Gucci Gaffe Results in Green for Grads

October 8, 2019 2:28 PM
by Susan Dutca-Lovell
Gucci is releasing a new line of... diversity undergraduate scholarships for students who are "traditionally underrepresented in the fashion industry." The 1.5 million U.S. university college
Not every student who goes to college completes their degree, much less finishes it within the normal four-year time frame. The Texas of A&M University has spent years working to re-enroll students who stopped out of college for a year or more, and may have found a solution in partnering with ReUp Education.

Texas A&M Working to Re-enroll College Stopouts
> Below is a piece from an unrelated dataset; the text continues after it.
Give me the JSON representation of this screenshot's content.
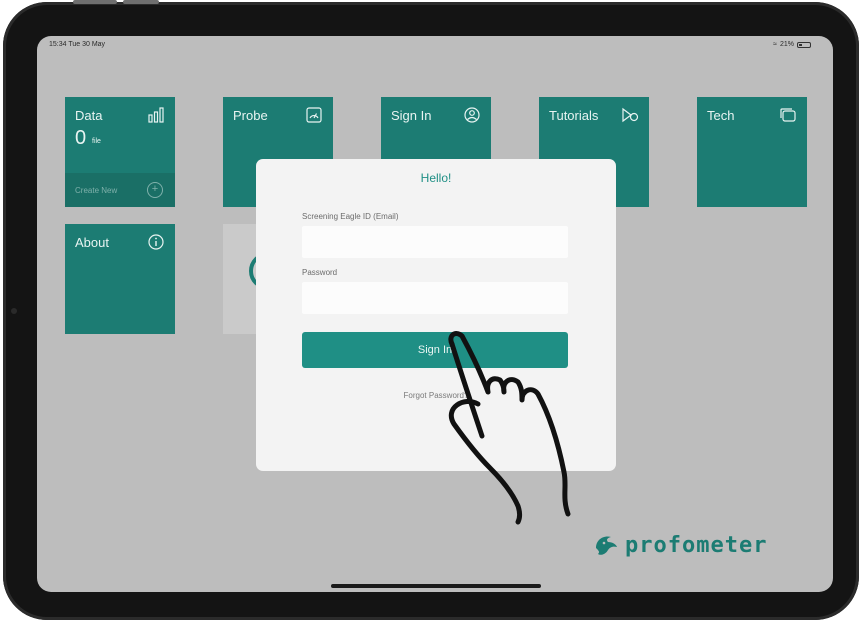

September 26, 2019 2:15 PM
by Susan Dutca-Lovell
Not every student who goes to college completes their degree, much less finishes it within the "normal" four-year time frame. The Texas of A&M University has spent years working to re-enroll students
 Photo credit: Jared Ames

A new PBS documentary exhibiting prison education, titled College Behind Bars is set to air on November 25 and 26. The four-part series documents the journeys of dozens of incarcerated men and women as they pursue college degrees in the Bard Prison Initiative - deemed one of the most rigorous prison education programs in the United States, according to Inside Higher Ed.

PBS Airs Documentary About Higher Ed in Prison

September 18, 2019 11:53 AM
by Susan Dutca-Lovell
Photo credit: Jared Ames A new PBS documentary exhibiting prison education, titled "College Behind Bars" is set to air on November 25 and 26. The four-part series documents the journeys of dozens
The federal government discharged more than $43 million in student loan debt for former students of recently closed for-profit colleges. Students who attended programs operated by Education Corporation of America, Dream Center Education Holdings, Vatterott College and Charlotte School of Law will be able to qualify for a full discharge of their federal loans if they were enrolled when their college closed or withdrew within 120 days of the official closure date and didn’t transfer to another institution, according to Inside Higher Education.

$43M in Loans Forgiven for Students of Closed Colleges

September 6, 2019 9:18 AM
by Susan Dutca-Lovell
The federal government discharged more than $43 million in student loan debt for former students of recently closed for-profit colleges. Students who attended programs operated by Education
College Board is ditching its previous plan to capture socioeconomic information from students with a single score - also known as an adversity score - when scoring their SAT college admissions test. The score would have taken into account a student's socioeconomic background and the neighborhood in which they grew up.

College Board Backpedals - No Adversity Score to be Added

August 30, 2019 2:05 PM
by Susan Dutca-Lovell
College Board is ditching its previous plan to capture socioeconomic information from students with a single score - also known as an "adversity score" - when scoring their SAT college admissions
Female-only college and university STEM programs are coming under fire for male discrimination as they attempt to redress gender imbalance in fields such as computer science and engineering. The U.S. Department of Education launched more than two dozen investigations into higher education institutions nationwide - including UC Berkeley, UCLA and USC as well as Yale, Princeton and Rice - which offer female-only scholarships, awards and professional development workshops.

Female-Only Scholarships Under Fire In Higher Ed

August 20, 2019 4:57 PM
by Susan Dutca-Lovell
Female-only college and university STEM programs are coming under fire for male discrimination as they attempt to "redress gender imbalance" in fields such as computer science and engineering. The